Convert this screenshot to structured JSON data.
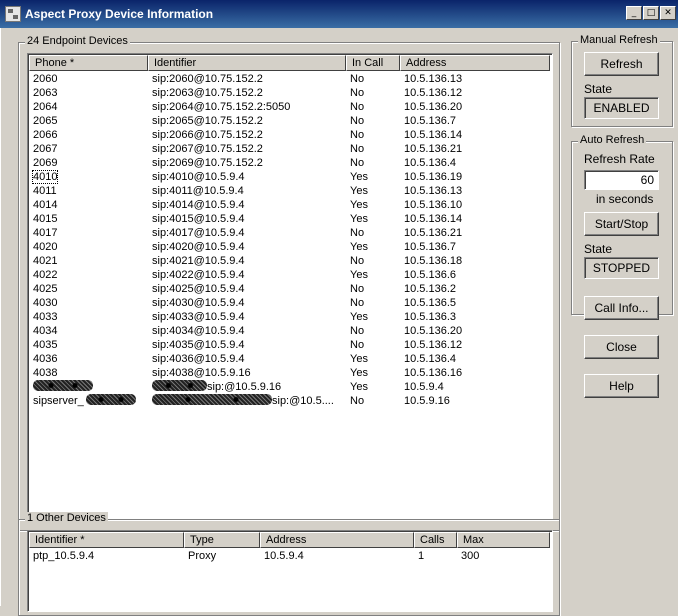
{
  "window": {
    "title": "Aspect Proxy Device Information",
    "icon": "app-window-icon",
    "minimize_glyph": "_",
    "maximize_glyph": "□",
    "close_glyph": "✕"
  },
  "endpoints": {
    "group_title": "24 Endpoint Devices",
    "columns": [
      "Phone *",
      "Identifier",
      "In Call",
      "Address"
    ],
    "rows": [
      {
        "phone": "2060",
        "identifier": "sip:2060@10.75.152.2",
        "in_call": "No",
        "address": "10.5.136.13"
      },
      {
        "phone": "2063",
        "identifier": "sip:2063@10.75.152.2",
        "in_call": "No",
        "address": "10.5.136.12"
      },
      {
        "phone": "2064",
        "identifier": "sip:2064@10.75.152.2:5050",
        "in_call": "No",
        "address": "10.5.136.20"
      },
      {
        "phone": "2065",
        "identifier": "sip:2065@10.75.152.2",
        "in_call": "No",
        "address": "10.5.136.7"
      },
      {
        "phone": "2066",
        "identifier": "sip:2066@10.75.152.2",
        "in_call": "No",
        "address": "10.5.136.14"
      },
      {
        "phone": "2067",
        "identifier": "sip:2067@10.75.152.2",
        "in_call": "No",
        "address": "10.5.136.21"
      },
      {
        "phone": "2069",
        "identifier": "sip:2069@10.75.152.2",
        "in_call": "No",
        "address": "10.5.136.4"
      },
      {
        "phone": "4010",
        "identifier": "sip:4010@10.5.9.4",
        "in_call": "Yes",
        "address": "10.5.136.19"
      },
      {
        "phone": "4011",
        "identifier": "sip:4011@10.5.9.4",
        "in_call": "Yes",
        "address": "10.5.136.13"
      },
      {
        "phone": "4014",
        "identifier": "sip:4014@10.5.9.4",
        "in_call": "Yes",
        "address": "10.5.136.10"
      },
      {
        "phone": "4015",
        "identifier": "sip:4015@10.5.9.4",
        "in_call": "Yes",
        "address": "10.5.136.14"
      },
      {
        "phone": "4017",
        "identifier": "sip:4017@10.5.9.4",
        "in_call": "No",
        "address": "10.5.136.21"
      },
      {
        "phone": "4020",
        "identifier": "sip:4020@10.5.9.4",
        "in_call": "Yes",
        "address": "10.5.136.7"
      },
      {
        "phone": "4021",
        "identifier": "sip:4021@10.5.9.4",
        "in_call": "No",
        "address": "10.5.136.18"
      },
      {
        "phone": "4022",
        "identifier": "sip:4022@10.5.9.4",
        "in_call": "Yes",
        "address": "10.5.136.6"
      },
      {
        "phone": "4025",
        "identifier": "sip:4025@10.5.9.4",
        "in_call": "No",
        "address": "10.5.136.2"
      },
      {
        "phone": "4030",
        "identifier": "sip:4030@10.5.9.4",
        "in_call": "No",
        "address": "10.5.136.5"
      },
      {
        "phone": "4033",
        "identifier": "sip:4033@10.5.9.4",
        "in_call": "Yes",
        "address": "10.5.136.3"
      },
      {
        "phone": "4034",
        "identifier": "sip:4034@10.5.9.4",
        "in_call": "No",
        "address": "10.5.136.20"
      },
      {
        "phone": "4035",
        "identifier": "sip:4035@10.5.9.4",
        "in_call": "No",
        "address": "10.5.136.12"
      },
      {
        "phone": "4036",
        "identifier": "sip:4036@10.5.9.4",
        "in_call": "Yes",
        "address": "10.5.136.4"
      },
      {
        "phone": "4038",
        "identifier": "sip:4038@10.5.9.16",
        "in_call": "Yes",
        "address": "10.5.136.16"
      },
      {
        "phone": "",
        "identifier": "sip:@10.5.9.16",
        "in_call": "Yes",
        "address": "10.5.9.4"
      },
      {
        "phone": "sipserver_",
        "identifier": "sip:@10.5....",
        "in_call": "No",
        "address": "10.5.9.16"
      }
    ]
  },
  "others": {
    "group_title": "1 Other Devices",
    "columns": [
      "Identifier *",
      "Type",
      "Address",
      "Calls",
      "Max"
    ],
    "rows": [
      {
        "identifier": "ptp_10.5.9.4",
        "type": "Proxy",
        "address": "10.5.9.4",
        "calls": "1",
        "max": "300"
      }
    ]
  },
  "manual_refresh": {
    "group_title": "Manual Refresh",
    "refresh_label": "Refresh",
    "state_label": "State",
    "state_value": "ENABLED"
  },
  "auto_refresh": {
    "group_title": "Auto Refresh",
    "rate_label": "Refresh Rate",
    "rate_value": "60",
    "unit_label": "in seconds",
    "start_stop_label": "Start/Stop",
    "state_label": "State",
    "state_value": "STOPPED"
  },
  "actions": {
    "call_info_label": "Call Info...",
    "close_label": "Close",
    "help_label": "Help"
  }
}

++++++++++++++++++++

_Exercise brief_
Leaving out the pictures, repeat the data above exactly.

_Response below_
Convert this screenshot to structured JSON data.
{
  "window": {
    "title": "Aspect Proxy Device Information",
    "icon": "app-window-icon",
    "minimize_glyph": "_",
    "maximize_glyph": "□",
    "close_glyph": "✕"
  },
  "endpoints": {
    "group_title": "24 Endpoint Devices",
    "columns": [
      "Phone *",
      "Identifier",
      "In Call",
      "Address"
    ],
    "rows": [
      {
        "phone": "2060",
        "identifier": "sip:2060@10.75.152.2",
        "in_call": "No",
        "address": "10.5.136.13"
      },
      {
        "phone": "2063",
        "identifier": "sip:2063@10.75.152.2",
        "in_call": "No",
        "address": "10.5.136.12"
      },
      {
        "phone": "2064",
        "identifier": "sip:2064@10.75.152.2:5050",
        "in_call": "No",
        "address": "10.5.136.20"
      },
      {
        "phone": "2065",
        "identifier": "sip:2065@10.75.152.2",
        "in_call": "No",
        "address": "10.5.136.7"
      },
      {
        "phone": "2066",
        "identifier": "sip:2066@10.75.152.2",
        "in_call": "No",
        "address": "10.5.136.14"
      },
      {
        "phone": "2067",
        "identifier": "sip:2067@10.75.152.2",
        "in_call": "No",
        "address": "10.5.136.21"
      },
      {
        "phone": "2069",
        "identifier": "sip:2069@10.75.152.2",
        "in_call": "No",
        "address": "10.5.136.4"
      },
      {
        "phone": "4010",
        "identifier": "sip:4010@10.5.9.4",
        "in_call": "Yes",
        "address": "10.5.136.19"
      },
      {
        "phone": "4011",
        "identifier": "sip:4011@10.5.9.4",
        "in_call": "Yes",
        "address": "10.5.136.13"
      },
      {
        "phone": "4014",
        "identifier": "sip:4014@10.5.9.4",
        "in_call": "Yes",
        "address": "10.5.136.10"
      },
      {
        "phone": "4015",
        "identifier": "sip:4015@10.5.9.4",
        "in_call": "Yes",
        "address": "10.5.136.14"
      },
      {
        "phone": "4017",
        "identifier": "sip:4017@10.5.9.4",
        "in_call": "No",
        "address": "10.5.136.21"
      },
      {
        "phone": "4020",
        "identifier": "sip:4020@10.5.9.4",
        "in_call": "Yes",
        "address": "10.5.136.7"
      },
      {
        "phone": "4021",
        "identifier": "sip:4021@10.5.9.4",
        "in_call": "No",
        "address": "10.5.136.18"
      },
      {
        "phone": "4022",
        "identifier": "sip:4022@10.5.9.4",
        "in_call": "Yes",
        "address": "10.5.136.6"
      },
      {
        "phone": "4025",
        "identifier": "sip:4025@10.5.9.4",
        "in_call": "No",
        "address": "10.5.136.2"
      },
      {
        "phone": "4030",
        "identifier": "sip:4030@10.5.9.4",
        "in_call": "No",
        "address": "10.5.136.5"
      },
      {
        "phone": "4033",
        "identifier": "sip:4033@10.5.9.4",
        "in_call": "Yes",
        "address": "10.5.136.3"
      },
      {
        "phone": "4034",
        "identifier": "sip:4034@10.5.9.4",
        "in_call": "No",
        "address": "10.5.136.20"
      },
      {
        "phone": "4035",
        "identifier": "sip:4035@10.5.9.4",
        "in_call": "No",
        "address": "10.5.136.12"
      },
      {
        "phone": "4036",
        "identifier": "sip:4036@10.5.9.4",
        "in_call": "Yes",
        "address": "10.5.136.4"
      },
      {
        "phone": "4038",
        "identifier": "sip:4038@10.5.9.16",
        "in_call": "Yes",
        "address": "10.5.136.16"
      },
      {
        "phone": "",
        "identifier": "sip:@10.5.9.16",
        "in_call": "Yes",
        "address": "10.5.9.4"
      },
      {
        "phone": "sipserver_",
        "identifier": "sip:@10.5....",
        "in_call": "No",
        "address": "10.5.9.16"
      }
    ]
  },
  "others": {
    "group_title": "1 Other Devices",
    "columns": [
      "Identifier *",
      "Type",
      "Address",
      "Calls",
      "Max"
    ],
    "rows": [
      {
        "identifier": "ptp_10.5.9.4",
        "type": "Proxy",
        "address": "10.5.9.4",
        "calls": "1",
        "max": "300"
      }
    ]
  },
  "manual_refresh": {
    "group_title": "Manual Refresh",
    "refresh_label": "Refresh",
    "state_label": "State",
    "state_value": "ENABLED"
  },
  "auto_refresh": {
    "group_title": "Auto Refresh",
    "rate_label": "Refresh Rate",
    "rate_value": "60",
    "unit_label": "in seconds",
    "start_stop_label": "Start/Stop",
    "state_label": "State",
    "state_value": "STOPPED"
  },
  "actions": {
    "call_info_label": "Call Info...",
    "close_label": "Close",
    "help_label": "Help"
  }
}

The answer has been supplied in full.